▶ _Your task_: Report each line of the data that contains the string "brože".
↓↓↓
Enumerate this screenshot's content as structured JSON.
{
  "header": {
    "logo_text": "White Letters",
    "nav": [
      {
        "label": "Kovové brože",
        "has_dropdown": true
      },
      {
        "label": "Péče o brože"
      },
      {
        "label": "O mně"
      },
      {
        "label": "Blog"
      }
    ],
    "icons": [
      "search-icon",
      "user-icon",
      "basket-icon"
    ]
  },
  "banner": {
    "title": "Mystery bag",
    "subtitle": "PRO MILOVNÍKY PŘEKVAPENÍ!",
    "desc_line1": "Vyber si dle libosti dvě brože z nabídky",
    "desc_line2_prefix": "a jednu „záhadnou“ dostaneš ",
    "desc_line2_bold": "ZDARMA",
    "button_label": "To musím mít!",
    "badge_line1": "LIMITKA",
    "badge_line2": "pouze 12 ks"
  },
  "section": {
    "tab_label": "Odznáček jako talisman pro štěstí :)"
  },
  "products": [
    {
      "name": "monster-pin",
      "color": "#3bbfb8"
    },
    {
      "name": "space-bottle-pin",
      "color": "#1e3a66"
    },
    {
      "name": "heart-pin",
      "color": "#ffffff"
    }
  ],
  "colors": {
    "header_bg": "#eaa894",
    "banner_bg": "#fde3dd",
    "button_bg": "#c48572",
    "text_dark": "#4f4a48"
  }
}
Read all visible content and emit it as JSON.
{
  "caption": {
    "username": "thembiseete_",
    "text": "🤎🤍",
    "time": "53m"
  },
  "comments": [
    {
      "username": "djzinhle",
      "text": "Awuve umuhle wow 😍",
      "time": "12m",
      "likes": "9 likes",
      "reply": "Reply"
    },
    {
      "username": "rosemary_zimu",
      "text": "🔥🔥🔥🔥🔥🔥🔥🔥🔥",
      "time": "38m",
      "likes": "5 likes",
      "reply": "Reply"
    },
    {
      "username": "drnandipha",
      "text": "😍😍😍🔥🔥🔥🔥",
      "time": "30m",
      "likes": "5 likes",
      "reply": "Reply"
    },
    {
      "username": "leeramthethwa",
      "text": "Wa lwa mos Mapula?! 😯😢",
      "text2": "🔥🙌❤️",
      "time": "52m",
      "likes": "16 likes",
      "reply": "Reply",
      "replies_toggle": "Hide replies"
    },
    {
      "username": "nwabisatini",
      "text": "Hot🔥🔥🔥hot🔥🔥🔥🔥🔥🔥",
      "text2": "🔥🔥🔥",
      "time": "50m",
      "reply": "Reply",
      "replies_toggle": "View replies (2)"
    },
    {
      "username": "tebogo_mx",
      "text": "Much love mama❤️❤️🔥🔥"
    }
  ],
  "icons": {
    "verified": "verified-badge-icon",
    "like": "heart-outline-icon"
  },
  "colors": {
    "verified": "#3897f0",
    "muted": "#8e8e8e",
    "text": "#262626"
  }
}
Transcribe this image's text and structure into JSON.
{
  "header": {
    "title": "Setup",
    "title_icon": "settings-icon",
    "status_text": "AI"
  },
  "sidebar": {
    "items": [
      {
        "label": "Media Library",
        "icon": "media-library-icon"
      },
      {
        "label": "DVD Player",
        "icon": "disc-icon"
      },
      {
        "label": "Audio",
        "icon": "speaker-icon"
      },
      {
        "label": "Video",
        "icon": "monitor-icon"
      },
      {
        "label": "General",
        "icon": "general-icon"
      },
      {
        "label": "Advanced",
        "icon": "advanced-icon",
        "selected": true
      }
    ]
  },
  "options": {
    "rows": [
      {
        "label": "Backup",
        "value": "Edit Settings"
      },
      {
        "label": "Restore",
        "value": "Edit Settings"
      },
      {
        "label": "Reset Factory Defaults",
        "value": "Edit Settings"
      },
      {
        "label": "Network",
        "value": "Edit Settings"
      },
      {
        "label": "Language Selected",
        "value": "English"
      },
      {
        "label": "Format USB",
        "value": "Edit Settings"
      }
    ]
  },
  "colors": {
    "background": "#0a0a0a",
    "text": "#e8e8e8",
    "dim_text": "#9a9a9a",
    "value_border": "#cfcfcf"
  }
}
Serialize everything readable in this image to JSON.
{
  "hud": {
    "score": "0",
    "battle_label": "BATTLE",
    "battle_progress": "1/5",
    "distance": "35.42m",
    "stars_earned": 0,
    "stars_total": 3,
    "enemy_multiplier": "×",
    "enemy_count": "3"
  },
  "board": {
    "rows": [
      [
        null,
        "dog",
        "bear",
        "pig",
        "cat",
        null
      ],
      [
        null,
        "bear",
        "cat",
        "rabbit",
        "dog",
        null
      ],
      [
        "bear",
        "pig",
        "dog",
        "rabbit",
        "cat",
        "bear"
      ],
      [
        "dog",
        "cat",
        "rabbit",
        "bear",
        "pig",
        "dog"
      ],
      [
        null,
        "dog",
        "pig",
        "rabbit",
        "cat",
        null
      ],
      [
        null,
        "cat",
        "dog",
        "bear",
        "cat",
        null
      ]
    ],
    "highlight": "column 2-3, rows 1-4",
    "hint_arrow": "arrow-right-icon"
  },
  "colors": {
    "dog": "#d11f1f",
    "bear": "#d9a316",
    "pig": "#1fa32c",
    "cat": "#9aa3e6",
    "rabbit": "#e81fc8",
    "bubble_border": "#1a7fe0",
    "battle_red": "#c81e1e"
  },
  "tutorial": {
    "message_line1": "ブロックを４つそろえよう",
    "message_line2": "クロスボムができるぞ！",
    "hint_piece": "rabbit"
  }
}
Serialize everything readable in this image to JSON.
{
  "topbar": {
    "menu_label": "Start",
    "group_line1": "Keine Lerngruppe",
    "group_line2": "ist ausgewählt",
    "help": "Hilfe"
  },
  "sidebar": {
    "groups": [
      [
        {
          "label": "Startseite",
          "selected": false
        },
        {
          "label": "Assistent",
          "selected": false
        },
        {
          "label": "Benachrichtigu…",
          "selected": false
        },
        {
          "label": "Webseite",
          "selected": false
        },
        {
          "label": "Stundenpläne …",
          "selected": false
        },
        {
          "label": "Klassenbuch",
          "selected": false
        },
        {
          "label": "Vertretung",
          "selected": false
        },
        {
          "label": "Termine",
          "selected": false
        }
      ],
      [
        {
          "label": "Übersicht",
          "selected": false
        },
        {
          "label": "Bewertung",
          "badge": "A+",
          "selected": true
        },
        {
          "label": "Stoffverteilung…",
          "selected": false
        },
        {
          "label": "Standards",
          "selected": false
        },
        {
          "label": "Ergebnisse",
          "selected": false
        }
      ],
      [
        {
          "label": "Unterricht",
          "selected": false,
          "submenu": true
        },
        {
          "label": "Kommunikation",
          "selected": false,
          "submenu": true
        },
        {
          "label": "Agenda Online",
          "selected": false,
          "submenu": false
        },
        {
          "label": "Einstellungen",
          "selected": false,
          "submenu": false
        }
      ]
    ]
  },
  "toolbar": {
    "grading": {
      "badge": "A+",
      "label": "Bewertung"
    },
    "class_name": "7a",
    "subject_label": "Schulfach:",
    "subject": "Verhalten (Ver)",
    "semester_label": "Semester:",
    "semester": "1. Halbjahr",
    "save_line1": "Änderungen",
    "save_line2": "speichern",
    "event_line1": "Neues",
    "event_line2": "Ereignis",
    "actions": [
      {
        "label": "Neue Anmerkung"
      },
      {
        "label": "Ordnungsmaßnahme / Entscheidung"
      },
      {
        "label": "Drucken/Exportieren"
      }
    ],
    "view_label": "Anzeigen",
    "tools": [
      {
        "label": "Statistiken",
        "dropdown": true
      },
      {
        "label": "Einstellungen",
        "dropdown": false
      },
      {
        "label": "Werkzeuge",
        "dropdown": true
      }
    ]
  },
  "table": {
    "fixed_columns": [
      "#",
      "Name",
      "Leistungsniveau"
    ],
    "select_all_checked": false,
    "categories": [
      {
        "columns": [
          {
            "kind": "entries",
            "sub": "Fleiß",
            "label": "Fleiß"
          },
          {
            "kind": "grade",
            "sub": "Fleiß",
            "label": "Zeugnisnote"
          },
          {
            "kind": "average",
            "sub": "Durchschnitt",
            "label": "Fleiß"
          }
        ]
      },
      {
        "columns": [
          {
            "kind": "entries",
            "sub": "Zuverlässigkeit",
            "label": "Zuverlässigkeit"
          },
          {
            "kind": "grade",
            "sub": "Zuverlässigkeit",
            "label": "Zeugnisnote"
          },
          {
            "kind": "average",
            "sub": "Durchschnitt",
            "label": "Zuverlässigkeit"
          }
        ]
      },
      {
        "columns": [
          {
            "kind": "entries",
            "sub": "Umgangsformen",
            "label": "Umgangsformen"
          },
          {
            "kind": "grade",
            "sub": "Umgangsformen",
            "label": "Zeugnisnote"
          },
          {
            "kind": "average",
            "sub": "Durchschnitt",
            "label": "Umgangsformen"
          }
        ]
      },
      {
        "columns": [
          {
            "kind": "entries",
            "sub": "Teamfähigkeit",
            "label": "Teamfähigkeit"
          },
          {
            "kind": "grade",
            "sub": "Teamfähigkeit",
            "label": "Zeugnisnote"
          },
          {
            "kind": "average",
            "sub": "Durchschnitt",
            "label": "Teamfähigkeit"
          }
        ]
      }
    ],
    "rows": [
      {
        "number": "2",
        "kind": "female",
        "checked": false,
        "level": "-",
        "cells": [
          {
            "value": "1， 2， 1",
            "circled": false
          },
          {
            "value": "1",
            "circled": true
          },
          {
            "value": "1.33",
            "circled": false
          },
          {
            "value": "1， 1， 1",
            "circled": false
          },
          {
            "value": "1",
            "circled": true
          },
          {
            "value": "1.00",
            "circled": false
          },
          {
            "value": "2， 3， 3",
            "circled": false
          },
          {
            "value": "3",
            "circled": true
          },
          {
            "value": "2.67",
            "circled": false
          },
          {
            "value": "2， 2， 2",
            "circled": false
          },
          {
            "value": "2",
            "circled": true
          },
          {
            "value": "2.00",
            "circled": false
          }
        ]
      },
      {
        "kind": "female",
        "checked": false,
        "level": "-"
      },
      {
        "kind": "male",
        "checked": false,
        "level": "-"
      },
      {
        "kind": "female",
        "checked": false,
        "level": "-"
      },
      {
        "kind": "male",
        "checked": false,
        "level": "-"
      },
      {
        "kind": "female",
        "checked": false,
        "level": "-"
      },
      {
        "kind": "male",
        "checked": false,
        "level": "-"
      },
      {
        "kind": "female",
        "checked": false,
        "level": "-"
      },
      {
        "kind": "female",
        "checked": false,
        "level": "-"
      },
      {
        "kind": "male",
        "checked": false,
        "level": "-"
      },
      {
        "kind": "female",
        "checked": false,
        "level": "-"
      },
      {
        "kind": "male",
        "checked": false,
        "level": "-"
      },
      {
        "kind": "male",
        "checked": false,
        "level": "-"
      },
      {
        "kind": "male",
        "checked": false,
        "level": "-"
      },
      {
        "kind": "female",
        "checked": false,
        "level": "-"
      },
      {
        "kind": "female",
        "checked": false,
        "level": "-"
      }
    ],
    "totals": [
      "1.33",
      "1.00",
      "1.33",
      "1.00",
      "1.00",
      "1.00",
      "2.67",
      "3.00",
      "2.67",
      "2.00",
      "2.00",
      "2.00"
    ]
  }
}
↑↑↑
▶ _Your solution_:
        "label": "Kovové brože",
        "label": "Péče o brože"
    "desc_line1": "Vyber si dle libosti dvě brože z nabídky",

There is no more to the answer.